The Broken Spears, called “[a] moving and powerful account” by the Los Angeles Times, will allow UC Irvine students to bear witness to the extraordinary vitality of oral tradition.
The 300-pound Gorilla in the Room: University of Arizona Philosophy Class Selects The Invisible Gorilla
The University of Arizona has selected The Invisible Gorilla: How Our Intuitions Deceive Us by Christopher Chabris and Daniel Simons as a required text for their Philosphy Department’s Logic & Critical Thinking Course. Based on the authors’ “Gorillas in Our Midst” study, The Invisible Gorilla highlights the work of Chabris and Simons, as well as other researchers, as they investigate attention, perception, memory, and reasoning. The authors ultimately show students how and why the perception of the mind is often at fault.
Both Chabris and Simons, have received PhDs from Harvard and Cornell respectively.
“A fascinating look at little-known illusions that greatly affect our daily lives…offers surprising insights into just how clueless we are about how our minds work and how we experience the world…Bound to have wide popular appeal.”—Kirkus Reviews
Roughly seventy-five students in the University of Texas at San Antonio’s anthropology department will soon be using Frans de Waal’s The Age of Empathy to investigate shifting human behavior. The book, which examines how empathy comes naturally to a great variety of creatures, including humans, studies social behaviors in animals, such as bonding, the herd instinct, the forming of trusting alliances, expressions of consolation, and conflict resolution. The author uses these findings to assert that, contrary to popular belief, human beings are not inherently selfish and can work together toward a more just society.
Stephen Hawking’s The Universe in a Nutshell will be a core component of UVA’s Astronomy 1270: Unsolved Mysteries in the Universe course this upcoming fall. The approximately 140 students will augment classroom material on theoretical physics topics such as Quantum mechanics, General relativity and Black holes with content from the book. The students will ultimately follow Stephen Hawking’s attempt to explain the Theory of Everything, which studies the links between all physical phenomena.
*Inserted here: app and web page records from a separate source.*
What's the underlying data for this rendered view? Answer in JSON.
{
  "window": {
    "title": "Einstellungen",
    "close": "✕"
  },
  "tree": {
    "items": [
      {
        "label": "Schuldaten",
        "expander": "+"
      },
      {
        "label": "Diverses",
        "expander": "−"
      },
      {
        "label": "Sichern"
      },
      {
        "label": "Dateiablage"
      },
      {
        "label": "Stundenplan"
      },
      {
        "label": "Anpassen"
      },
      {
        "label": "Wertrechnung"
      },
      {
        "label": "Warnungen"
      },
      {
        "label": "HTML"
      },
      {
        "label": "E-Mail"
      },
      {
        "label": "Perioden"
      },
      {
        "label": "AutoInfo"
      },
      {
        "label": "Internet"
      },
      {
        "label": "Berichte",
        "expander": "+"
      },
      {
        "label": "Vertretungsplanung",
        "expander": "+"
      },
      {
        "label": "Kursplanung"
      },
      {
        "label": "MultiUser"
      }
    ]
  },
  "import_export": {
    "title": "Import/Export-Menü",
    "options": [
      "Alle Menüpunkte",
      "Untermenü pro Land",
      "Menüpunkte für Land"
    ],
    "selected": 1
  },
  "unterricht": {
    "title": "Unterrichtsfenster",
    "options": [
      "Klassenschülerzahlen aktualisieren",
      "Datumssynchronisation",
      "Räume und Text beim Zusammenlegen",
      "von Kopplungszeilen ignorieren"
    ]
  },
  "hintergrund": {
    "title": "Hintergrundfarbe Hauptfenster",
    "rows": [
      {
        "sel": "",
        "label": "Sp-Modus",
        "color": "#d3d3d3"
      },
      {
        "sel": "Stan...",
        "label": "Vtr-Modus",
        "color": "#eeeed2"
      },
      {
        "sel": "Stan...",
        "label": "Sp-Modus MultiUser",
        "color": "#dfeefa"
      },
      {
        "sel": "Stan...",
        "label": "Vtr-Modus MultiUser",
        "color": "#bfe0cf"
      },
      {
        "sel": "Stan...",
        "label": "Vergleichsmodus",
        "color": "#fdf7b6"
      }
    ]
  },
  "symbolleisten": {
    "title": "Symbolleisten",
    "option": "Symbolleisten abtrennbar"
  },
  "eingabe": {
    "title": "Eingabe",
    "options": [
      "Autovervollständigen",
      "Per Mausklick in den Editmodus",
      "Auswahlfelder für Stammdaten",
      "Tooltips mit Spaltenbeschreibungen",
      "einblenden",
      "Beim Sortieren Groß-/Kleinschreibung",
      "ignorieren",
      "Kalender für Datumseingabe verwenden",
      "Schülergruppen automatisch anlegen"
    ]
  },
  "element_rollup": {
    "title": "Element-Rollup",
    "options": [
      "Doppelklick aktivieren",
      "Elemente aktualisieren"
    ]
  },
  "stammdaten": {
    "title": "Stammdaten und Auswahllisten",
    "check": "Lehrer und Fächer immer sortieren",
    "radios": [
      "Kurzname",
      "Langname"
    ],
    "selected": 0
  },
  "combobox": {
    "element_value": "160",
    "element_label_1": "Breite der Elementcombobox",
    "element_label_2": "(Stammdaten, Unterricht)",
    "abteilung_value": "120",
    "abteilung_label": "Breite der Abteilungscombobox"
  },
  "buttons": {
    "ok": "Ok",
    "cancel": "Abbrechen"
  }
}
I’ve always loved exploring history. It’s like an uncharted hemisphere, and when you look at it closely, it has a tendency to change everything about your own time. I’m also drawn to outsiders, people who have swum against the tide. I often feel like a kind of detective hired to go find people who have been lost to history, and discover why they were lost. Whodunnit?
In this case, I found solid evidence that, of all people, Napoleon did it: he buried the memory of this great man – Gen. Alexandre Dumas, the son of a black slave who led more than 50,000 men at the height of the French Revolution and then stood up to the megalomaniacal Corsican in the deserts of Egypt. (The “famous” Alexandre Dumas is the general’s son – the author of The Three Musketeers.) Letters and eyewitness accounts show that Napoleon came to hate Dumas not only for his stubborn defense of principle but for his swagger and stature – over 6 feet tall and handsome as a matinee idol – and for the fact that he was a black man idolized by the white French army. (I found that Napoleon’s destruction of Dumas coincided with his destruction of one of the greatest accomplishments of the French Revolution – racial equality – a legacy he also did his best to bury.) (more…)